LaToya Ruby Frazier
Since she took her first shot, as a teenager, of her mother, LaToya Ruby Frazier has remained committed to capturing the lives of working-class black people struggling to thrive in dignity despite the disinvestment and environmental toxicity ravaging Braddock, Pennsylvania, the once-booming steel town where Frazier grew up. Her photographs, remixing the aesthetics of Dorothea Lange and Walker Evans with the social visual commentary of Gordon Parks, reveal the injustices as well as the humanity inherent in the human condition. As associate professor of photography at the School of the Art Institute of Chicago, Frazier maintains a robust practice spanning performance, video and multimedia, with upcoming exhibitions at her gallery, Gavin Brown’s Enterprise in New York City, as well as promoting the recent paperback edition of her first publication “The Notion of Family.”
From Venice to the pages of T magazine to the forthcoming Obama library, Amanda Williams is rightfully everywhere—what better for the artist who brought Englewood to the MCA? Just as she used the colors of commerce and consumption, the shades of cigarettes and snack foods, to highlight the slow erasure of Chicago’s neighborhoods, she harnessed the power of gold, and more importantly, space—creating a room we can never enter, created by people for whom the museum was not made—to force observers to engage with the institution and the city on the level of urban systems. Her architect’s eye and imagination work on levels beyond Chicago and even art—Williams’ true medium is society.
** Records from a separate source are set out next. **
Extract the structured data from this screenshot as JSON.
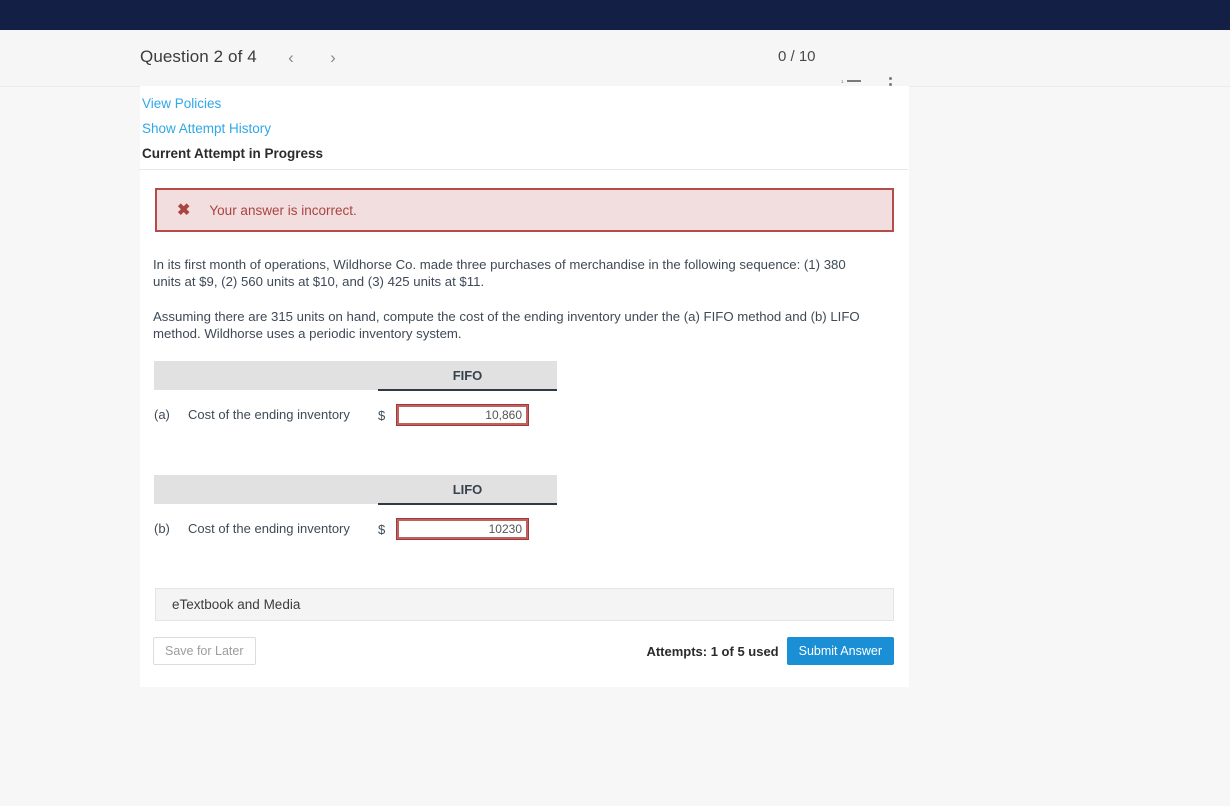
{
  "header": {
    "question_title": "Question 2 of 4",
    "prev_label": "‹",
    "next_label": "›",
    "score": "0 / 10",
    "list_icon": "numbered-list-icon",
    "menu_icon": "kebab-menu-icon"
  },
  "links": {
    "view_policies": "View Policies",
    "show_attempt_history": "Show Attempt History",
    "current_attempt": "Current Attempt in Progress"
  },
  "alert": {
    "icon": "cross-mark-icon",
    "glyph": "✖",
    "message": "Your answer is incorrect.",
    "bg": "#f2dede",
    "border": "#b54c4c",
    "text_color": "#a94442"
  },
  "question": {
    "paragraph1": "In its first month of operations, Wildhorse Co. made three purchases of merchandise in the following sequence: (1) 380 units at $9, (2) 560 units at $10, and (3) 425 units at $11.",
    "paragraph2": "Assuming there are 315 units on hand, compute the cost of the ending inventory under the (a) FIFO method and (b) LIFO method. Wildhorse uses a periodic inventory system."
  },
  "tables": [
    {
      "column_header": "FIFO",
      "index": "(a)",
      "description": "Cost of the ending inventory",
      "currency": "$",
      "value": "10,860",
      "placeholder": ""
    },
    {
      "column_header": "LIFO",
      "index": "(b)",
      "description": "Cost of the ending inventory",
      "currency": "$",
      "value": "10230",
      "placeholder": ""
    }
  ],
  "etextbook": {
    "label": "eTextbook and Media"
  },
  "footer": {
    "save_label": "Save for Later",
    "attempts": "Attempts: 1 of 5 used",
    "submit_label": "Submit Answer",
    "submit_color": "#1a8fd6"
  }
}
Decades before Theaster Gates moved to rebuild Chicago’s South Side, Dan Peterman was working at the intersection of infrastructure and ecology in the same neighborhood, operating an experimental studio and workshop inside a former recycling center at the corner of 61st and Blackstone. Called “Experimental Station,” Peterman’s complex includes the Blackstone Bicycle Works, a youth-supported community bike shop; the 61st Street Farmers Market, communal spaces and a gallery. In his studio practice, Peterman transforms everyday and disused materials—plastic, wood, aluminum—into sculptural and functional objects. Last year, he participated in documenta 14 with a copper and iron ingot-casting project shown in Kassel and Athens. His “Accessories to an Event (plaza),” acquired by the MCA Chicago in 1998, is back on display outside the museum’s newly renovated restaurant Marisol—innocuous grey-green armatures made of recycled plastics that invite the unsuspecting pedestrian to experience the art of sitting.
Industry of the Ordinary
One of Chicago’s most well-known performance collaboratives to art world insiders, Industry of the Ordinary generously stages many of their thoughtful artworks in public space for all Chicagoans to see. Their projects offer a more ambiguous approach to the weight of American politics, yet nonetheless manage to deeply pierce viewers who encounter them. The duo, consisting of Adam Brooks and Mathew Wilson, have been working together since the early 1990s and continue their prolific and influential output in and beyond Chicago. In addition to a robust practice, both are longtime professors, with Brooks teaching at Columbia College and Wilson teaching at SAIC. Outside the university circuit, they collaboratively run a well-respected annual summer residency program to support artists working in performance, installation and other non-traditional media.